# [SUPPLIED RECORDS]
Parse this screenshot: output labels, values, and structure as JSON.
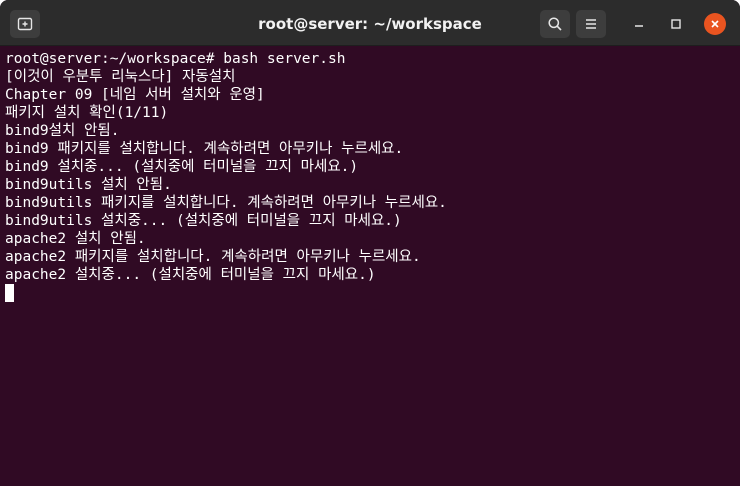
{
  "window": {
    "title": "root@server: ~/workspace"
  },
  "titlebar": {
    "new_tab_icon": "new-tab-icon",
    "search_icon": "search-icon",
    "menu_icon": "hamburger-menu-icon",
    "minimize_icon": "minimize-icon",
    "maximize_icon": "maximize-icon",
    "close_icon": "close-icon",
    "close_color": "#e95420"
  },
  "terminal": {
    "background": "#300a24",
    "foreground": "#ffffff",
    "lines": [
      "root@server:~/workspace# bash server.sh",
      "[이것이 우분투 리눅스다] 자동설치",
      "Chapter 09 [네임 서버 설치와 운영]",
      "패키지 설치 확인(1/11)",
      "bind9설치 안됨.",
      "bind9 패키지를 설치합니다. 계속하려면 아무키나 누르세요.",
      "bind9 설치중... (설치중에 터미널을 끄지 마세요.)",
      "bind9utils 설치 안됨.",
      "bind9utils 패키지를 설치합니다. 계속하려면 아무키나 누르세요.",
      "bind9utils 설치중... (설치중에 터미널을 끄지 마세요.)",
      "apache2 설치 안됨.",
      "apache2 패키지를 설치합니다. 계속하려면 아무키나 누르세요.",
      "apache2 설치중... (설치중에 터미널을 끄지 마세요.)"
    ]
  }
}
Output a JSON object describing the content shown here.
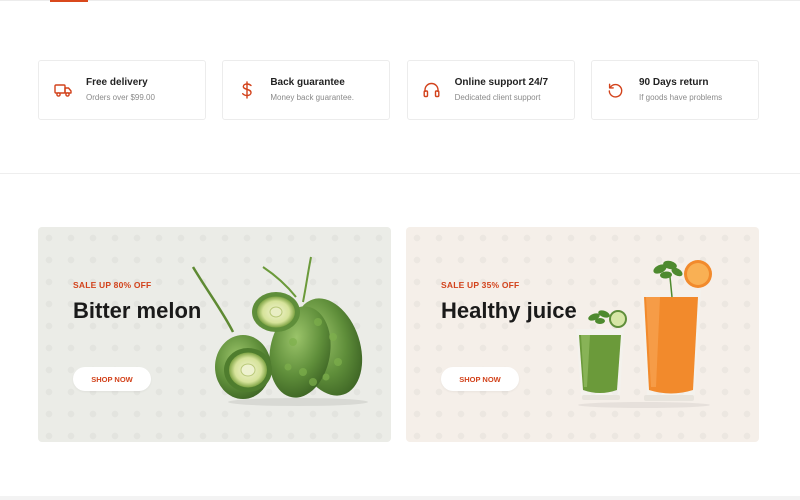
{
  "features": [
    {
      "icon": "truck-icon",
      "title": "Free delivery",
      "subtitle": "Orders over $99.00"
    },
    {
      "icon": "dollar-icon",
      "title": "Back guarantee",
      "subtitle": "Money back guarantee."
    },
    {
      "icon": "headphones-icon",
      "title": "Online support 24/7",
      "subtitle": "Dedicated client support"
    },
    {
      "icon": "refresh-icon",
      "title": "90 Days return",
      "subtitle": "If goods have problems"
    }
  ],
  "banners": [
    {
      "sale": "SALE UP 80% OFF",
      "title": "Bitter melon",
      "button": "SHOP NOW",
      "image": "bitter-melon-image"
    },
    {
      "sale": "SALE UP 35% OFF",
      "title": "Healthy juice",
      "button": "SHOP NOW",
      "image": "juice-glasses-image"
    }
  ],
  "colors": {
    "accent": "#d2421b",
    "banner_left_bg": "#ebece7",
    "banner_right_bg": "#f5efe9"
  }
}
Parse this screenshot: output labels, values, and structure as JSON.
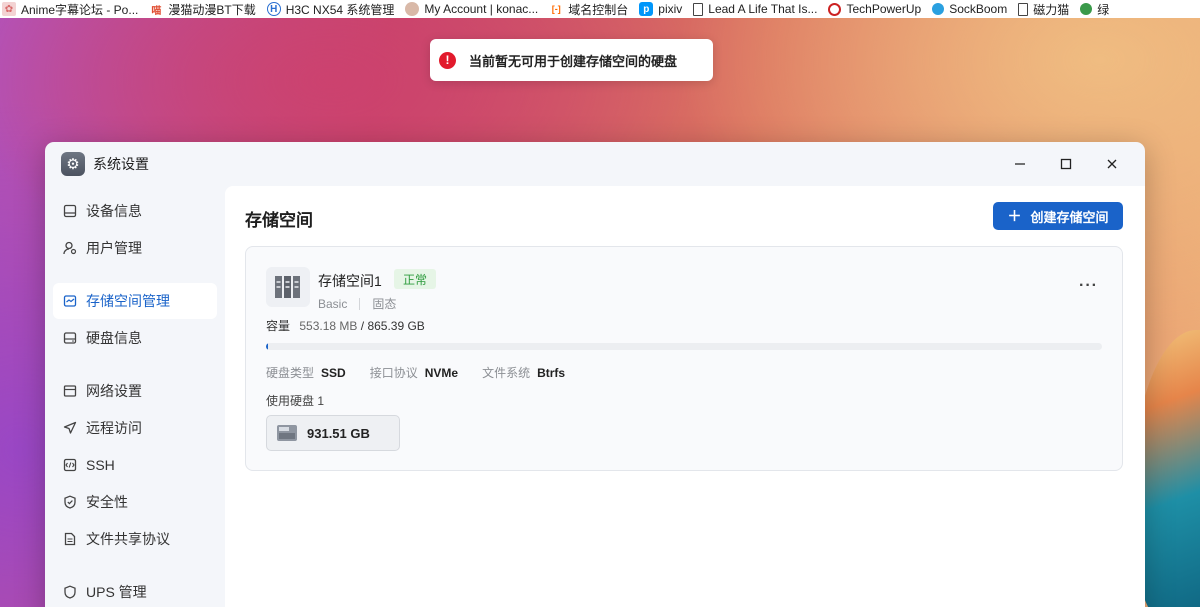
{
  "bookmarks": [
    {
      "label": "Anime字幕论坛 - Po...",
      "icon": "anime-forum-icon",
      "color": "#d86a6a"
    },
    {
      "label": "漫猫动漫BT下载",
      "icon": "manmao-icon",
      "color": "#e04b2f",
      "glyph": "喵"
    },
    {
      "label": "H3C NX54 系统管理",
      "icon": "h3c-icon",
      "color": "#2a6fd1",
      "glyph": "H"
    },
    {
      "label": "My Account | konac...",
      "icon": "konachan-icon",
      "color": "#b07a64"
    },
    {
      "label": "域名控制台",
      "icon": "aliyun-icon",
      "color": "#ff6a00",
      "glyph": "[-]"
    },
    {
      "label": "pixiv",
      "icon": "pixiv-icon",
      "color": "#0096fa",
      "glyph": "p"
    },
    {
      "label": "Lead A Life That Is...",
      "icon": "page-icon",
      "color": "#444444"
    },
    {
      "label": "TechPowerUp",
      "icon": "techpowerup-icon",
      "color": "#cc2222"
    },
    {
      "label": "SockBoom",
      "icon": "sockboom-icon",
      "color": "#2aa0e0"
    },
    {
      "label": "磁力猫",
      "icon": "page-icon",
      "color": "#444444"
    },
    {
      "label": "绿",
      "icon": "green-icon",
      "color": "#3a9a4a"
    }
  ],
  "toast": {
    "message": "当前暂无可用于创建存储空间的硬盘",
    "icon": "error-icon",
    "color": "#e21a2c"
  },
  "window": {
    "title": "系统设置",
    "icon": "settings-gear-icon"
  },
  "sidebar": {
    "items": [
      {
        "label": "设备信息",
        "icon": "device-icon",
        "active": false
      },
      {
        "label": "用户管理",
        "icon": "user-icon",
        "active": false
      },
      {
        "label": "存储空间管理",
        "icon": "storage-icon",
        "active": true
      },
      {
        "label": "硬盘信息",
        "icon": "disk-icon",
        "active": false
      },
      {
        "label": "网络设置",
        "icon": "network-icon",
        "active": false
      },
      {
        "label": "远程访问",
        "icon": "remote-icon",
        "active": false
      },
      {
        "label": "SSH",
        "icon": "ssh-icon",
        "active": false
      },
      {
        "label": "安全性",
        "icon": "shield-icon",
        "active": false
      },
      {
        "label": "文件共享协议",
        "icon": "file-share-icon",
        "active": false
      },
      {
        "label": "UPS 管理",
        "icon": "ups-icon",
        "active": false
      }
    ]
  },
  "main": {
    "title": "存储空间",
    "create_button": "创建存储空间",
    "pool": {
      "name": "存储空间1",
      "status": "正常",
      "raid": "Basic",
      "media": "固态",
      "capacity_label": "容量",
      "used": "553.18 MB",
      "slash": "/",
      "total": "865.39 GB",
      "usage_fraction": 0.0006,
      "specs": [
        {
          "key": "硬盘类型",
          "value": "SSD"
        },
        {
          "key": "接口协议",
          "value": "NVMe"
        },
        {
          "key": "文件系统",
          "value": "Btrfs"
        }
      ],
      "used_disks_label": "使用硬盘 1",
      "disk_size": "931.51 GB"
    }
  },
  "colors": {
    "accent": "#1a63c9",
    "status_ok": "#2e9c3e",
    "error": "#e21a2c"
  }
}
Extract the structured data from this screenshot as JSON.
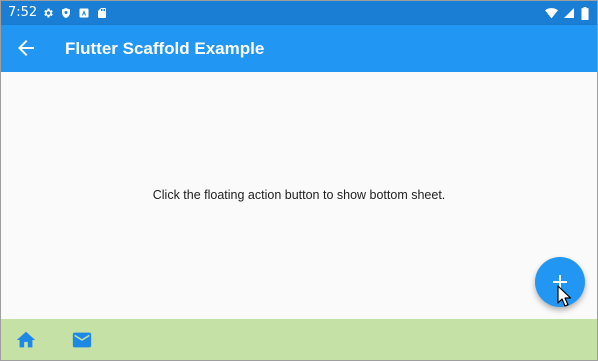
{
  "status_bar": {
    "time": "7:52",
    "left_icons": [
      "gear-icon",
      "shield-icon",
      "badge-icon",
      "sd-card-icon"
    ],
    "right_icons": [
      "wifi-icon",
      "signal-icon",
      "battery-icon"
    ],
    "background": "#1a7fd4"
  },
  "app_bar": {
    "title": "Flutter Scaffold Example",
    "back_icon": "arrow-back-icon",
    "background": "#2196f3"
  },
  "body": {
    "message": "Click the floating action button to show bottom sheet."
  },
  "fab": {
    "icon": "add-icon",
    "background": "#2196f3"
  },
  "bottom_bar": {
    "background": "#c5e1a5",
    "items": [
      {
        "icon": "home-icon"
      },
      {
        "icon": "mail-icon"
      }
    ]
  }
}
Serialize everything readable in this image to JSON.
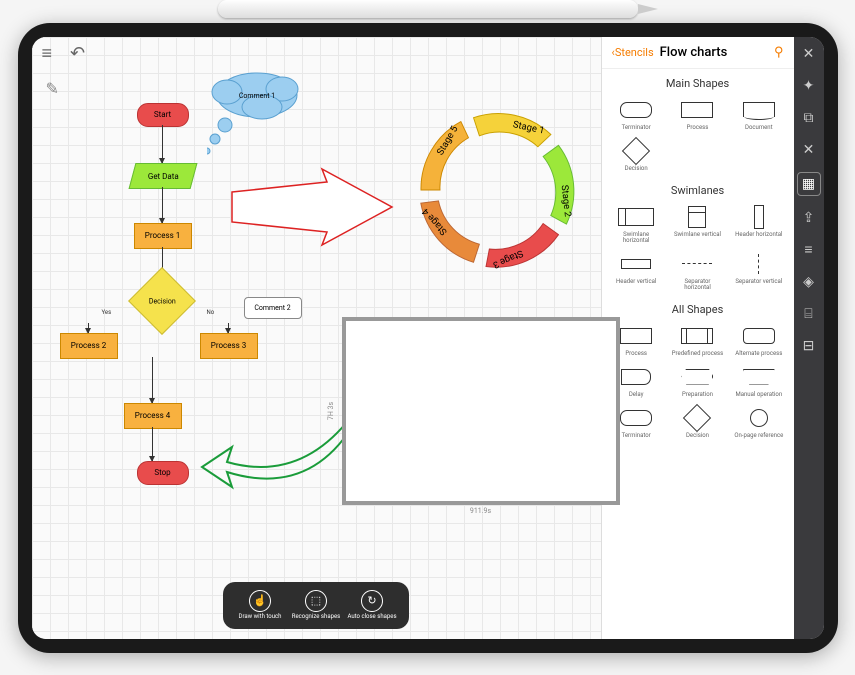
{
  "toolbar": {
    "menu": "≡",
    "undo": "↶"
  },
  "flowchart": {
    "start": "Start",
    "get_data": "Get Data",
    "process1": "Process 1",
    "decision": "Decision",
    "process2": "Process 2",
    "process3": "Process 3",
    "process4": "Process 4",
    "stop": "Stop",
    "comment1": "Comment 1",
    "comment2": "Comment 2",
    "yes": "Yes",
    "no": "No"
  },
  "cycle": {
    "s1": "Stage 1",
    "s2": "Stage 2",
    "s3": "Stage 3",
    "s4": "Stage 4",
    "s5": "Stage 5"
  },
  "floorplan": {
    "width": "911.9s",
    "height": "7H 3s"
  },
  "bottom": {
    "draw": "Draw with touch",
    "recognize": "Recognize shapes",
    "autoclose": "Auto close shapes"
  },
  "stencils": {
    "back": "Stencils",
    "title": "Flow charts",
    "sections": {
      "main": "Main Shapes",
      "swim": "Swimlanes",
      "all": "All Shapes"
    },
    "shapes": {
      "terminator": "Terminator",
      "process": "Process",
      "document": "Document",
      "decision": "Decision",
      "swimh": "Swimlane horizontal",
      "swimv": "Swimlane vertical",
      "hdh": "Header horizontal",
      "hdv": "Header vertical",
      "seph": "Separator horizontal",
      "sepv": "Separator vertical",
      "predef": "Predefined process",
      "altproc": "Alternate process",
      "delay": "Delay",
      "prep": "Preparation",
      "manop": "Manual operation",
      "onpage": "On-page reference"
    }
  }
}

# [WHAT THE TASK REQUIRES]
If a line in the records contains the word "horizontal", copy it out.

# [SOLUTION]
      "swimh": "Swimlane horizontal",
      "hdh": "Header horizontal",
      "seph": "Separator horizontal",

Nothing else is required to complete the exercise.